A Paso Robles woman who risked her own life to save the lives of two strangers off a Cambria shore two years ago learned Monday she will receive the Carnegie Medal.
Catharina “Cat” Rowley, 35 — an experienced swimmer with a little lifeguard training — dashed into the waves at Cambria’s Shamel Park Beach on June 30, 2008, to rescue two foundering non-swimmers, a 22-year-old man and a 12-year-old girl.
Rowley had been taking photos of big surf, she told a Tribune reporter at the time, when she noticed the water getting rougher.
“It’s getting a little crazy out there,” she remembered saying.
She saw a fully dressed woman rush into the water, then retreat when the water got too deep.
Rowley spotted two people beyond the surf line.
“I saw their heads bobbing up and down,” she said. “I took off my skirt, and started swimming after them.”
She made her way about 150 feet offshore, where both threw their arms around her neck. The little girl “kept saying ‘Help me, help me. I’m too young to die.’ ”
Rowley towed the girl, with the man holding on to the girl, to shore. Both were taken to a hospital, then released with no injuries.
The Carnegie Hero Fund was founded in 1904 by Andrew Carnegie. Since then, the fund has awarded 9,391 medals and about $32 million to help rescuers or their survivors, according to fund spokesman Dennis Chambers.
Recipients of the prestigious honor are selected by the Carnegie Hero Fund Commission.
“Every case awarded the medal is a singular example of someone risking his or her life to an extraordinary degree,” Chambers said.
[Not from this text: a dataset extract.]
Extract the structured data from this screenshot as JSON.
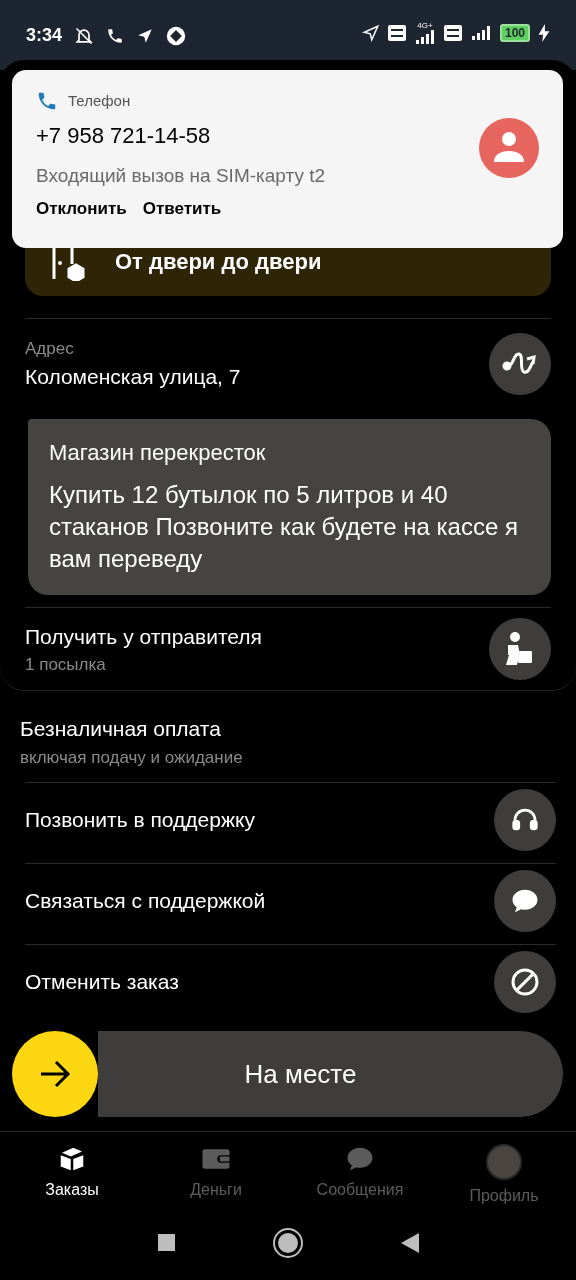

The commission receives thousands of nominations each year.
Rowley should receive her 3-inch custom bronze medal in a couple of months, and a grant of $5,000.
Rowley has her own notary public business, OneWay Signing. Her husband, Dennis Rowley, manages Cuesta College’s paramedic program. Their children are D.J., 15, Nathan, 11, and Christian, 5.
Rowley said the reality of getting the medal hadn’t quite sunk in yet.
“I’m definitely honored. I never expected anything from it (the rescue), so it’s kind of a shock.”
“I was very surprised that someone would risk their life to save strangers,” said the State Parks ranger who responded to the rescue scene.
Leander Tamoria, who has since retired, said of what Rowley did, “An act like that renews my faith in humanity.”